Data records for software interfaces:
++++++++

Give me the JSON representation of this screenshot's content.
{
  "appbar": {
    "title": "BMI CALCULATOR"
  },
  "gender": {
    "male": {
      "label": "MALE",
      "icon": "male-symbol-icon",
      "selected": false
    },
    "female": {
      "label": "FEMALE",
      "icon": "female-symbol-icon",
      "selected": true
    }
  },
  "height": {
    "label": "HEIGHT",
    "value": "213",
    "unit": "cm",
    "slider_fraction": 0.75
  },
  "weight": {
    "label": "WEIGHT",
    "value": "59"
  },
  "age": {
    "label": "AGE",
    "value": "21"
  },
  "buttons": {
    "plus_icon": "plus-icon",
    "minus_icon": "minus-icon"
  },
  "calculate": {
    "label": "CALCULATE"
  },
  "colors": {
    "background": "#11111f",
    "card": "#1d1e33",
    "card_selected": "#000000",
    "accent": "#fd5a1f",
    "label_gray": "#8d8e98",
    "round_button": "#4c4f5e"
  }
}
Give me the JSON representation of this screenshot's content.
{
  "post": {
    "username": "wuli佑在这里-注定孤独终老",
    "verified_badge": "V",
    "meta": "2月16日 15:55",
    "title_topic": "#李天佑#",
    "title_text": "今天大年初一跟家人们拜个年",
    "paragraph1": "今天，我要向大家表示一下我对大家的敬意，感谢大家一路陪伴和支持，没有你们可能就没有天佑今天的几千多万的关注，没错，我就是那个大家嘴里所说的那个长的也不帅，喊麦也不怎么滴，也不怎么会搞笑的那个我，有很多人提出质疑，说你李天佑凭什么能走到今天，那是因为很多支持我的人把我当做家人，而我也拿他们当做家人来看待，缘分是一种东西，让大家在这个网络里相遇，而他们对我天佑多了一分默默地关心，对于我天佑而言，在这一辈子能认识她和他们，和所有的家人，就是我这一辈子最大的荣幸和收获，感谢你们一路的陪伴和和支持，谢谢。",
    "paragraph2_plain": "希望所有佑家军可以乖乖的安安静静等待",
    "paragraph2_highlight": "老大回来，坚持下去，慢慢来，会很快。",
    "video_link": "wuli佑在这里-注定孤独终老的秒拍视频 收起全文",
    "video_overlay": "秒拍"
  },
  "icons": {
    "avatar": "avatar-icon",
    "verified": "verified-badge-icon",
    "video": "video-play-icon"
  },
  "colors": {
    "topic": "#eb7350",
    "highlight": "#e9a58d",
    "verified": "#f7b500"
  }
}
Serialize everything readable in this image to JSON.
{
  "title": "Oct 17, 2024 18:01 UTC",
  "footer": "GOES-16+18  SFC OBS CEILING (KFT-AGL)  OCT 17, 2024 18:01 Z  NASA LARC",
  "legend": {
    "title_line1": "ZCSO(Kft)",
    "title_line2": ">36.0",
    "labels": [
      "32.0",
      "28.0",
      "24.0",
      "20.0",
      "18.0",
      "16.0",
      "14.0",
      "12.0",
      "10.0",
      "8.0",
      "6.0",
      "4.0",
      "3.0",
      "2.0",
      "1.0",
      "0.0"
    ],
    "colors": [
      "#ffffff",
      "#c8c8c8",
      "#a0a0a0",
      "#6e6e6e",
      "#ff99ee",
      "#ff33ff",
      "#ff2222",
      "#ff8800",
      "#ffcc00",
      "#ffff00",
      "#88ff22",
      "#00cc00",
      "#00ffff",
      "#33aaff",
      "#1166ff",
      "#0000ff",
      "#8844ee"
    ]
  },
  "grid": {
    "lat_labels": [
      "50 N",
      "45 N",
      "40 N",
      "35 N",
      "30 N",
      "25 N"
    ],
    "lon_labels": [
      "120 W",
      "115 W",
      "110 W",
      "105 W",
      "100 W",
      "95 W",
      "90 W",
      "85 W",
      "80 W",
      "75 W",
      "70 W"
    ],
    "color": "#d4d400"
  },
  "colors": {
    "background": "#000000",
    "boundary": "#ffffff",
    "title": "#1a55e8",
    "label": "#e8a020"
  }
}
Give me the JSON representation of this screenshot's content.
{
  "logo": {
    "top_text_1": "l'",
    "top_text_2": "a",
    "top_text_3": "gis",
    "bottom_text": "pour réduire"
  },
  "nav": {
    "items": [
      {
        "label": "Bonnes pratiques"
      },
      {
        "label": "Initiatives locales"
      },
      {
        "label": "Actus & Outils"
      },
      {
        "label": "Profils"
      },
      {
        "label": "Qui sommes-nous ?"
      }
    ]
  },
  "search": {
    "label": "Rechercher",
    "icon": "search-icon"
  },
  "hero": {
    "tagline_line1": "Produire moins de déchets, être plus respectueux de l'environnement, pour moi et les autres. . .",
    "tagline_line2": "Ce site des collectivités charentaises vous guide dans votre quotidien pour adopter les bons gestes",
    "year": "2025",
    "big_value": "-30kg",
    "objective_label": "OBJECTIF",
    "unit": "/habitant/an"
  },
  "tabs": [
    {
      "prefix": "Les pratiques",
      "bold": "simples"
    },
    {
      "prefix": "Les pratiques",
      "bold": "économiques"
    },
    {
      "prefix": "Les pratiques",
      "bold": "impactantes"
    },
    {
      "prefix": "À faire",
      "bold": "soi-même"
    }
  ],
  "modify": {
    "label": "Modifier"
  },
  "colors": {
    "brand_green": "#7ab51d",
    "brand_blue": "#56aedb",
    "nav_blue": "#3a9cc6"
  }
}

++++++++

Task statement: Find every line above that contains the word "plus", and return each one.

Written solution:
    "plus_icon": "plus-icon",
    "tagline_line1": "Produire moins de déchets, être plus respectueux de l'environnement, pour moi et les autres. . .",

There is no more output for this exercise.